Publication Date: July 2019
Publisher: Center for Retirement Research at Boston College
Author(s): Anek Belbase; Alice Zulkarnain
Keywords: Emergency saving; rainy day fund; Retirement saving; Managing money
Coverage: United States
Despite a strong economic recovery, about 40 percent of households in 2017 still said they would have trouble paying for a $400 unexpected expense. When households are operating under such a tight budget, building a nest egg for retirement can be challenging. This brief uses data from two Federal Reserve surveys – the Survey of Household Economics and Decisionmaking and the Survey of Consumer Finances – to understand why so many households say they are unable to cover a relatively small unexpected expense.
The discussion proceeds as follows. The first section uncovers a difference between what households say they can afford and what they actually have in their checking/savings accounts. The second section shows that many households, despite having enough in these accounts, may be unable to weather small financial surprises due to unpaid credit card debt. The third section examines whether financial literacy is the problem and finds that it is not. The fourth section uses latent class analysis to examine the characteristics of these vulnerable households.
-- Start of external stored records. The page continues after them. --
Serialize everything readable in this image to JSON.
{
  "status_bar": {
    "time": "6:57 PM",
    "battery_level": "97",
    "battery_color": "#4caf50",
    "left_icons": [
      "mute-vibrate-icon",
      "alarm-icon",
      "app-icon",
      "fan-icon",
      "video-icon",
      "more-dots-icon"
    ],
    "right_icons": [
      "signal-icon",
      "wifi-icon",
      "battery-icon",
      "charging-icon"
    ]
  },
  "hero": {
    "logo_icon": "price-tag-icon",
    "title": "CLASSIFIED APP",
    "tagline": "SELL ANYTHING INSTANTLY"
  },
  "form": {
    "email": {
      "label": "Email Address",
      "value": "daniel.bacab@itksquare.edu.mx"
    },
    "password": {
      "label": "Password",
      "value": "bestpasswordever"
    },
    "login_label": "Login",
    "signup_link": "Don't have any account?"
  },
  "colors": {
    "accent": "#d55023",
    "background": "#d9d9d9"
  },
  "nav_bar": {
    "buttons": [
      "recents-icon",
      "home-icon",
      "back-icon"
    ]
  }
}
The final section concludes that credit card balances and installment loans (e.g., mortgages, student loans) may be seriously constraining household budgets and are the likely reason that so many middle and higher-income households feel cash-strapped.